Evening “star” and Christmas Star

If you look in the west shortly after sunset, you’ll see Venus, too.

View larger. | Evening Star (Venus) and a Christmas Star. New Albany, Indiana, by Duke Marsh.

View larger. | Evening ‘star’ – really, the planet Venus – and a Christmas Star over New Albany, Indiana. Photo by Duke Marsh.

If you’ve been watching the western sky after sunset, you know there’s a bright object shining there: the planet Venus. It’s the brightest planet – the brightest object in the night sky besides the moon – and pops into view before any star, as darkness falls each evening. EarthSky Facebook friend Duke Marsh of New Albany, Indiana captured shining Venus, which is often called the evening “star,” with another star of the holiday season. Thank you, Duke.

Venus will soon drop into the sun’s glare. It’ll become difficult to find by about the second week of January 2014. If you look for it tonight, you’ll find Venus in bright twilight. Don’t wait too long after sunset, because Venus soon follows the sun below the western horizon.
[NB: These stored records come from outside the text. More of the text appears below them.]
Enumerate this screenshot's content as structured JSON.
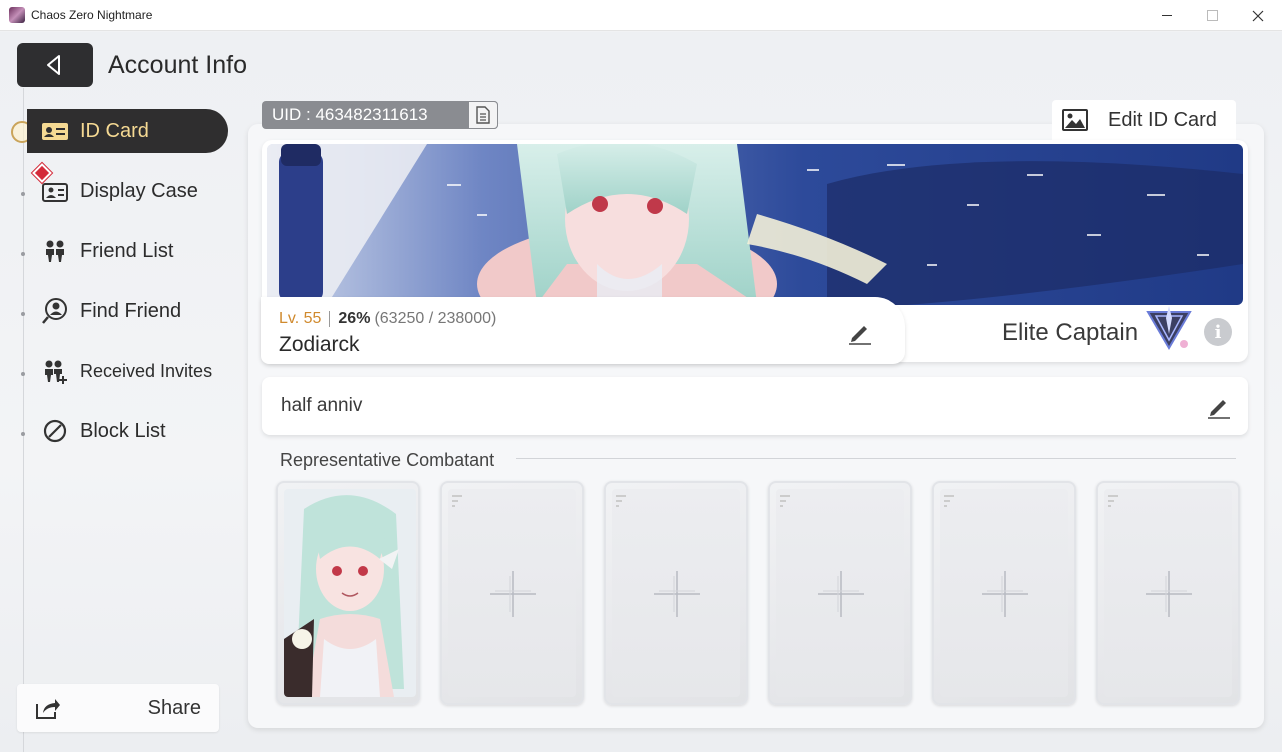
{
  "window": {
    "title": "Chaos Zero Nightmare"
  },
  "header": {
    "page_title": "Account Info"
  },
  "sidebar": {
    "items": [
      {
        "label": "ID Card",
        "icon": "id-card-icon",
        "active": true
      },
      {
        "label": "Display Case",
        "icon": "display-case-icon",
        "active": false,
        "badge": "new"
      },
      {
        "label": "Friend List",
        "icon": "friends-icon",
        "active": false
      },
      {
        "label": "Find Friend",
        "icon": "find-friend-icon",
        "active": false
      },
      {
        "label": "Received Invites",
        "icon": "received-invites-icon",
        "active": false
      },
      {
        "label": "Block List",
        "icon": "block-icon",
        "active": false
      }
    ],
    "share_label": "Share"
  },
  "profile": {
    "uid": "UID : 463482311613",
    "edit_card_label": "Edit ID Card",
    "level_label": "Lv. 55",
    "exp_percent": "26%",
    "exp_detail": "(63250 / 238000)",
    "name": "Zodiarck",
    "rank_title": "Elite Captain",
    "motto": "half anniv"
  },
  "representative": {
    "title": "Representative Combatant",
    "slots": [
      {
        "filled": true
      },
      {
        "filled": false
      },
      {
        "filled": false
      },
      {
        "filled": false
      },
      {
        "filled": false
      },
      {
        "filled": false
      }
    ]
  },
  "colors": {
    "active_nav_bg": "#2f2e2f",
    "active_nav_text": "#f5d993",
    "level_accent": "#d08a2e",
    "uid_bg": "#8a8c91"
  }
}
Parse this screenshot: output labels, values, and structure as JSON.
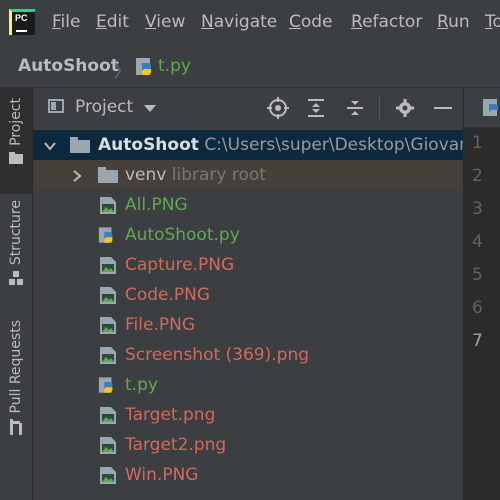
{
  "menubar": {
    "logo_text": "PC",
    "items": [
      "File",
      "Edit",
      "View",
      "Navigate",
      "Code",
      "Refactor",
      "Run",
      "To"
    ]
  },
  "navbar": {
    "project": "AutoShoot",
    "separator": "〉",
    "file": "t.py"
  },
  "tool_strip": {
    "tabs": [
      "Project",
      "Structure",
      "Pull Requests"
    ]
  },
  "project_panel": {
    "title": "Project",
    "root": {
      "name": "AutoShoot",
      "path": "C:\\Users\\super\\Desktop\\Giovanni"
    },
    "venv": {
      "name": "venv",
      "note": "library root"
    },
    "files": [
      {
        "name": "All.PNG",
        "type": "image",
        "color": "#62a851"
      },
      {
        "name": "AutoShoot.py",
        "type": "python",
        "color": "#62a851"
      },
      {
        "name": "Capture.PNG",
        "type": "image",
        "color": "#d2695c"
      },
      {
        "name": "Code.PNG",
        "type": "image",
        "color": "#d2695c"
      },
      {
        "name": "File.PNG",
        "type": "image",
        "color": "#d2695c"
      },
      {
        "name": "Screenshot (369).png",
        "type": "image",
        "color": "#d2695c"
      },
      {
        "name": "t.py",
        "type": "python",
        "color": "#62a851"
      },
      {
        "name": "Target.png",
        "type": "image",
        "color": "#d2695c"
      },
      {
        "name": "Target2.png",
        "type": "image",
        "color": "#d2695c"
      },
      {
        "name": "Win.PNG",
        "type": "image",
        "color": "#d2695c"
      }
    ]
  },
  "editor": {
    "line_numbers": [
      "1",
      "2",
      "3",
      "4",
      "5",
      "6",
      "7"
    ],
    "current_line": "7"
  },
  "colors": {
    "selection": "#0d293e",
    "excluded_bg": "#45403a",
    "added": "#62a851",
    "unversioned": "#d2695c"
  }
}
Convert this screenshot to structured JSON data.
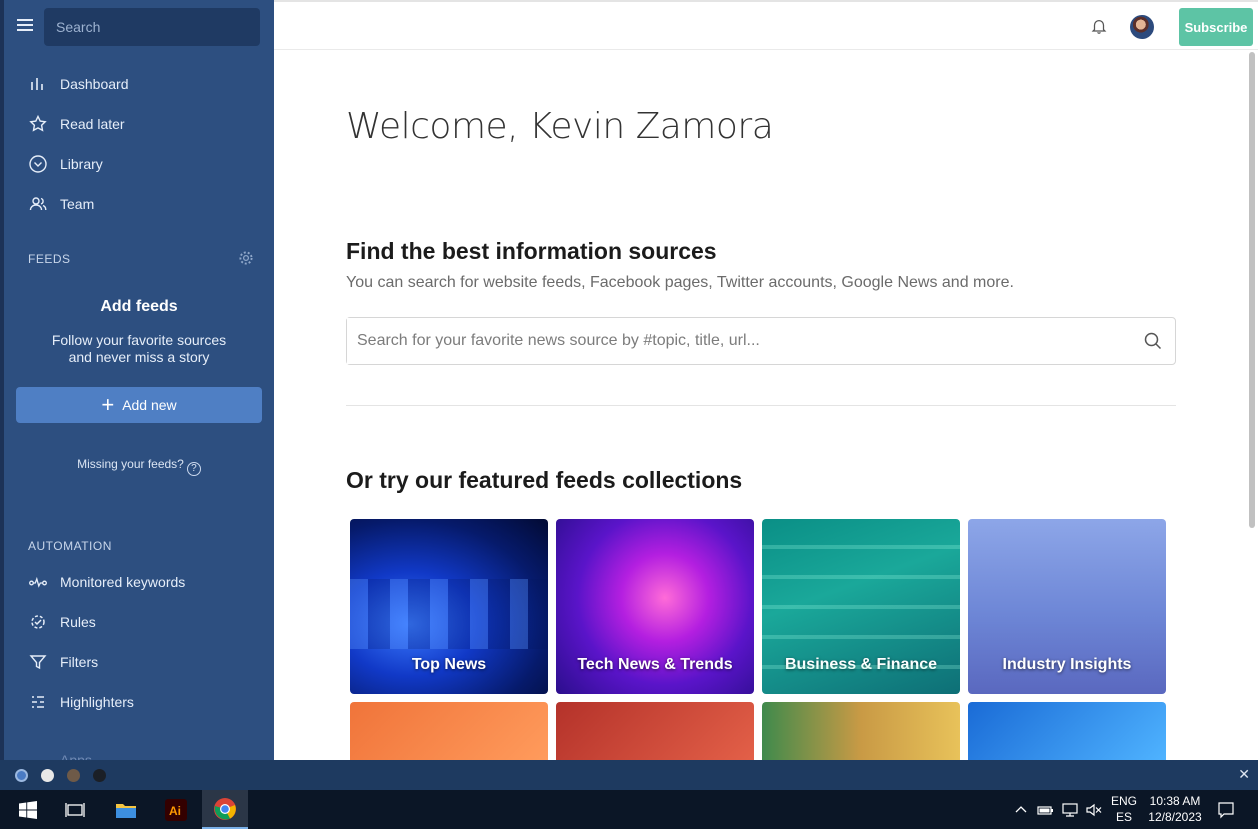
{
  "sidebar": {
    "search_placeholder": "Search",
    "nav": [
      {
        "label": "Dashboard",
        "icon": "bar-chart-icon"
      },
      {
        "label": "Read later",
        "icon": "star-icon"
      },
      {
        "label": "Library",
        "icon": "chevron-circle-icon"
      },
      {
        "label": "Team",
        "icon": "users-icon"
      }
    ],
    "feeds_label": "FEEDS",
    "add_feeds_title": "Add feeds",
    "add_feeds_line1": "Follow your favorite sources",
    "add_feeds_line2": "and never miss a story",
    "add_new_label": "Add new",
    "missing_feeds": "Missing your feeds?",
    "automation_label": "AUTOMATION",
    "automation": [
      {
        "label": "Monitored keywords",
        "icon": "pulse-icon"
      },
      {
        "label": "Rules",
        "icon": "rules-icon"
      },
      {
        "label": "Filters",
        "icon": "filter-icon"
      },
      {
        "label": "Highlighters",
        "icon": "highlighter-icon"
      }
    ],
    "apps_label": "Apps"
  },
  "topbar": {
    "subscribe_label": "Subscribe"
  },
  "main": {
    "welcome": "Welcome, Kevin Zamora",
    "find_title": "Find the best information sources",
    "find_sub": "You can search for website feeds, Facebook pages, Twitter accounts, Google News and more.",
    "search_placeholder": "Search for your favorite news source by #topic, title, url...",
    "featured_title": "Or try our featured feeds collections",
    "collections": [
      {
        "label": "Top News"
      },
      {
        "label": "Tech News & Trends"
      },
      {
        "label": "Business & Finance"
      },
      {
        "label": "Industry Insights"
      }
    ]
  },
  "bottom_bar": {
    "dot_colors": [
      "#4a7bc4",
      "#e8e8e8",
      "#6e5a48",
      "#1b1f26"
    ]
  },
  "taskbar": {
    "lang_top": "ENG",
    "lang_bottom": "ES",
    "time": "10:38 AM",
    "date": "12/8/2023"
  },
  "colors": {
    "sidebar": "#2d4f80",
    "accent_button": "#4f7fc4",
    "subscribe": "#5dc4a5"
  }
}
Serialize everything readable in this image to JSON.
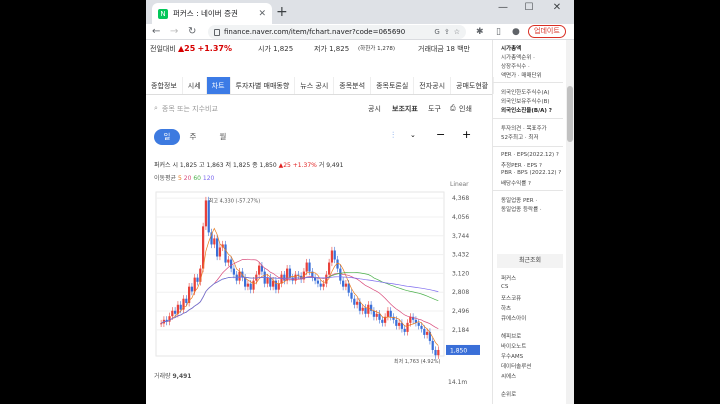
{
  "browser": {
    "tab_title": "퍼커스 : 네이버 증권",
    "new_tab": "+",
    "minimize": "—",
    "maximize": "☐",
    "close": "✕",
    "back": "←",
    "forward": "→",
    "reload": "↻",
    "url": "finance.naver.com/item/fchart.naver?code=065690",
    "update_label": "업데이트",
    "favicon": "N"
  },
  "price_line": {
    "change_label": "전일대비",
    "change_value": "▲25",
    "change_pct": "+1.37%",
    "open": "시가 1,825",
    "low": "저가 1,825",
    "low_limit": "(하한가 1,278)",
    "amount": "거래대금 18 백만"
  },
  "section_tabs": [
    "종합정보",
    "시세",
    "차트",
    "투자자별 매매동향",
    "뉴스 공시",
    "종목분석",
    "종목토론실",
    "전자공시",
    "공매도현황"
  ],
  "section_tab_active": 2,
  "toolbar": {
    "search_placeholder": "종목 또는 지수비교",
    "disclosure": "공시",
    "aux_indicator": "보조지표",
    "tools": "도구",
    "print": "인쇄"
  },
  "periods": [
    "일",
    "주",
    "월"
  ],
  "period_active": 0,
  "quote": {
    "name": "퍼커스",
    "open": "시 1,825",
    "high": "고 1,863",
    "low": "저 1,825",
    "close": "종 1,850",
    "change": "▲25 +1.37%",
    "volume": "거 9,491"
  },
  "ma": {
    "label": "이동평균",
    "p5": "5",
    "p20": "20",
    "p60": "60",
    "p120": "120"
  },
  "scale_label": "Linear",
  "volume_label": "거래량",
  "volume_value": "9,491",
  "volume_max": "14.1m",
  "chart_data": {
    "type": "candlestick",
    "y_ticks": [
      4368,
      4056,
      3744,
      3432,
      3120,
      2808,
      2496,
      2184
    ],
    "ylim": [
      1750,
      4470
    ],
    "current_price": "1,850",
    "max_label": "최고 4,330 (-57.27%)",
    "min_label": "최저 1,763 (4.92%)",
    "close": [
      2290,
      2350,
      2320,
      2410,
      2500,
      2450,
      2600,
      2520,
      2700,
      2630,
      2900,
      2820,
      3050,
      2980,
      3200,
      3900,
      4330,
      3800,
      3600,
      3700,
      3400,
      3550,
      3600,
      3300,
      3350,
      3200,
      3100,
      3000,
      3150,
      3050,
      2900,
      2950,
      2850,
      3000,
      3100,
      3250,
      3150,
      2950,
      3050,
      2900,
      3000,
      2850,
      2950,
      3100,
      3000,
      3200,
      3050,
      3000,
      3100,
      3080,
      3020,
      3150,
      3300,
      3150,
      3050,
      3000,
      2950,
      2900,
      2950,
      3100,
      3300,
      3500,
      3350,
      3200,
      3000,
      2900,
      2950,
      2800,
      2700,
      2600,
      2650,
      2500,
      2550,
      2450,
      2600,
      2500,
      2400,
      2450,
      2350,
      2300,
      2400,
      2500,
      2400,
      2350,
      2250,
      2300,
      2200,
      2150,
      2300,
      2400,
      2350,
      2300,
      2250,
      2200,
      2100,
      2150,
      2000,
      1850,
      1763,
      1850
    ]
  }
}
Happy holidays to all!

EarthSky visible planet guide

Deborah Byrd